#### TO DO:
The job is to find each line in the entries holding the string "boost" and copy that line.

#### DATASET ENTRIES:
┌────────
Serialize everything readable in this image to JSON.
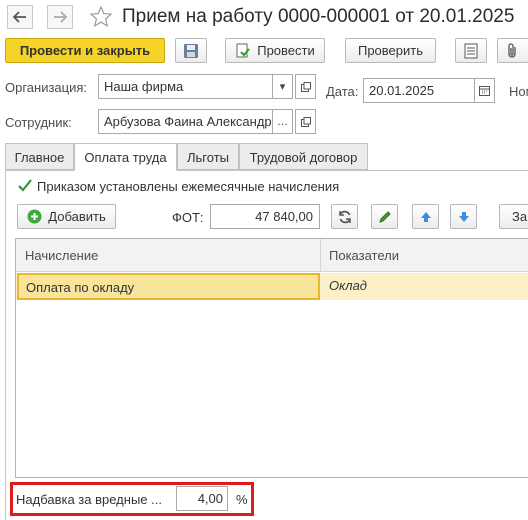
{
  "header": {
    "title": "Прием на работу 0000-000001 от 20.01.2025"
  },
  "toolbar": {
    "post_close_label": "Провести и закрыть",
    "post_label": "Провести",
    "check_label": "Проверить"
  },
  "form": {
    "organization_label": "Организация:",
    "organization_value": "Наша фирма",
    "date_label": "Дата:",
    "date_value": "20.01.2025",
    "number_label_partial": "Ном",
    "employee_label": "Сотрудник:",
    "employee_value": "Арбузова Фаина Александр"
  },
  "tabs": [
    {
      "label": "Главное",
      "active": false
    },
    {
      "label": "Оплата труда",
      "active": true
    },
    {
      "label": "Льготы",
      "active": false
    },
    {
      "label": "Трудовой договор",
      "active": false
    }
  ],
  "pay_tab": {
    "monthly_accruals_checkbox_label": "Приказом установлены ежемесячные начисления",
    "monthly_accruals_checked": true,
    "add_button_label": "Добавить",
    "fot_label": "ФОТ:",
    "fot_value": "47 840,00",
    "cut_button_label": "За",
    "grid": {
      "columns": [
        "Начисление",
        "Показатели"
      ],
      "rows": [
        {
          "accrual": "Оплата по окладу",
          "indicator": "Оклад",
          "selected": true
        }
      ]
    },
    "hazard_label": "Надбавка за вредные ...",
    "hazard_value": "4,00",
    "hazard_unit": "%"
  },
  "colors": {
    "primary_button": "#f5d327",
    "selected_row": "#fbf0c8",
    "highlight_border": "#e01b1b",
    "arrow_blue": "#3a8fd8",
    "add_green": "#3ea83a"
  }
}
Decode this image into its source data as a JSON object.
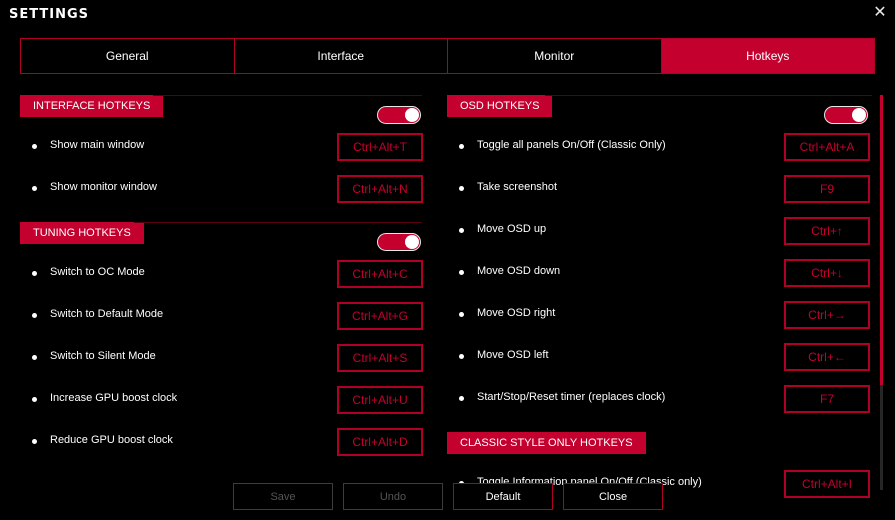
{
  "window": {
    "title": "SETTINGS",
    "close_glyph": "✕"
  },
  "tabs": [
    {
      "label": "General"
    },
    {
      "label": "Interface"
    },
    {
      "label": "Monitor"
    },
    {
      "label": "Hotkeys",
      "active": true
    }
  ],
  "interface_hotkeys": {
    "heading": "INTERFACE HOTKEYS",
    "enabled": true,
    "items": [
      {
        "label": "Show main window",
        "key": "Ctrl+Alt+T"
      },
      {
        "label": "Show monitor window",
        "key": "Ctrl+Alt+N"
      }
    ]
  },
  "tuning_hotkeys": {
    "heading": "TUNING HOTKEYS",
    "enabled": true,
    "items": [
      {
        "label": "Switch to OC Mode",
        "key": "Ctrl+Alt+C"
      },
      {
        "label": "Switch to Default Mode",
        "key": "Ctrl+Alt+G"
      },
      {
        "label": "Switch to Silent Mode",
        "key": "Ctrl+Alt+S"
      },
      {
        "label": "Increase GPU boost clock",
        "key": "Ctrl+Alt+U"
      },
      {
        "label": "Reduce GPU boost clock",
        "key": "Ctrl+Alt+D"
      }
    ]
  },
  "osd_hotkeys": {
    "heading": "OSD HOTKEYS",
    "enabled": true,
    "items": [
      {
        "label": "Toggle all panels On/Off (Classic Only)",
        "key": "Ctrl+Alt+A"
      },
      {
        "label": "Take screenshot",
        "key": "F9"
      },
      {
        "label": "Move OSD up",
        "key": "Ctrl+↑"
      },
      {
        "label": "Move OSD down",
        "key": "Ctrl+↓"
      },
      {
        "label": "Move OSD right",
        "key": "Ctrl+→"
      },
      {
        "label": "Move OSD left",
        "key": "Ctrl+←"
      },
      {
        "label": "Start/Stop/Reset timer (replaces clock)",
        "key": "F7"
      }
    ]
  },
  "classic_hotkeys": {
    "heading": "CLASSIC STYLE ONLY HOTKEYS",
    "items": [
      {
        "label": "Toggle Information panel On/Off (Classic only)",
        "key": "Ctrl+Alt+I"
      }
    ]
  },
  "footer": {
    "save": "Save",
    "undo": "Undo",
    "default": "Default",
    "close": "Close"
  },
  "colors": {
    "accent": "#c4002f",
    "border": "#b00025",
    "background": "#000000",
    "text": "#ffffff",
    "disabled": "#555555"
  },
  "icons": {
    "close": "close-icon",
    "bullet": "bullet-icon"
  }
}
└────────
#### RESPONSE TO THE TASK:
        "label": "Increase GPU boost clock",
        "label": "Reduce GPU boost clock",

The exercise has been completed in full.